▸ **The problem**: Go through the data and tally the lines that include "icon". The reply is that number alone.

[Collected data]
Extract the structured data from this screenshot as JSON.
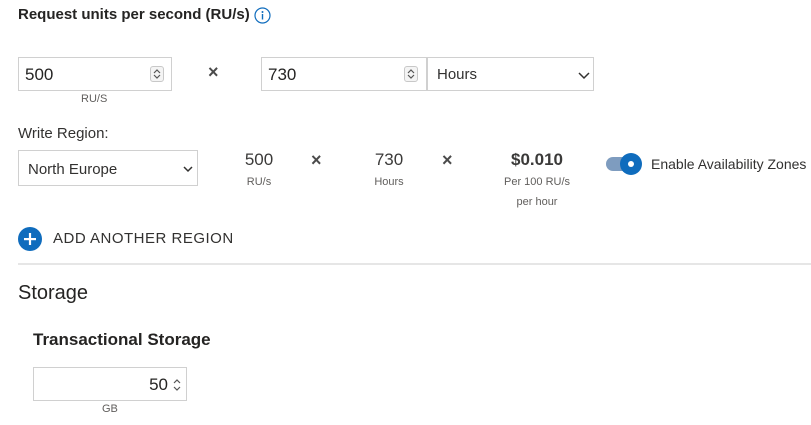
{
  "header": {
    "title": "Request units per second (RU/s)",
    "info_icon": "info-icon"
  },
  "ru_input": {
    "value": "500",
    "unit": "RU/S"
  },
  "multiply_symbol": "×",
  "hours_input": {
    "value": "730"
  },
  "period_select": {
    "selected": "Hours"
  },
  "region": {
    "label": "Write Region:",
    "selected": "North Europe",
    "calc": {
      "ru_value": "500",
      "ru_label": "RU/s",
      "hours_value": "730",
      "hours_label": "Hours",
      "price_value": "$0.010",
      "price_label_1": "Per 100 RU/s",
      "price_label_2": "per hour"
    },
    "availability_zones": {
      "label": "Enable Availability Zones",
      "enabled": true
    }
  },
  "add_region": {
    "label": "ADD ANOTHER REGION"
  },
  "storage": {
    "heading": "Storage",
    "subheading": "Transactional Storage",
    "input_value": "50",
    "unit": "GB"
  },
  "colors": {
    "accent": "#0f6cbd",
    "toggle_track": "#7e9cbf"
  }
}
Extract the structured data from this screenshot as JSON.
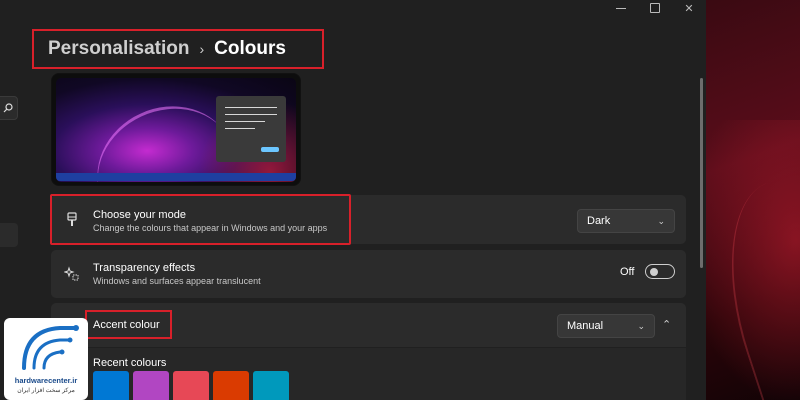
{
  "breadcrumb": {
    "parent": "Personalisation",
    "separator": "›",
    "current": "Colours"
  },
  "mode": {
    "title": "Choose your mode",
    "subtitle": "Change the colours that appear in Windows and your apps",
    "icon": "paintbrush-icon",
    "selected": "Dark"
  },
  "transparency": {
    "title": "Transparency effects",
    "subtitle": "Windows and surfaces appear translucent",
    "icon": "sparkle-icon",
    "state_label": "Off",
    "enabled": false
  },
  "accent": {
    "title": "Accent colour",
    "icon": "palette-icon",
    "selected": "Manual"
  },
  "recent_colours": {
    "label": "Recent colours",
    "swatches": [
      "#0078d4",
      "#b146c2",
      "#e74856",
      "#da3b01",
      "#0099bc"
    ]
  },
  "watermark": {
    "brand": "hardwarecenter.ir",
    "tagline": "مرکز سخت افزار ایران"
  },
  "colors": {
    "highlight": "#d8202a",
    "window_bg": "#202020",
    "card_bg": "#2b2b2b"
  }
}
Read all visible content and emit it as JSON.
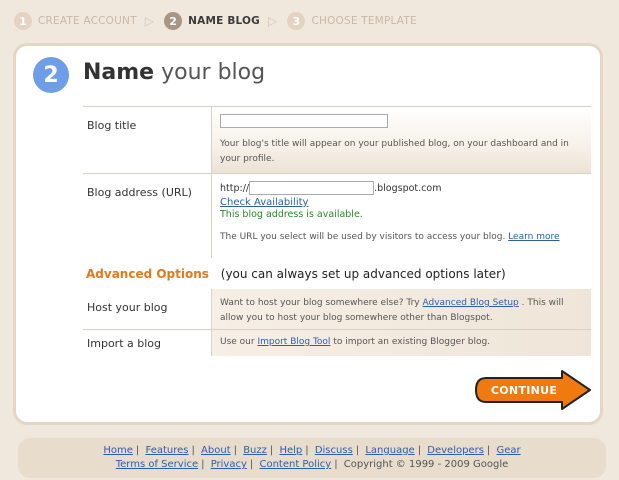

▸ **Problem solution**: 4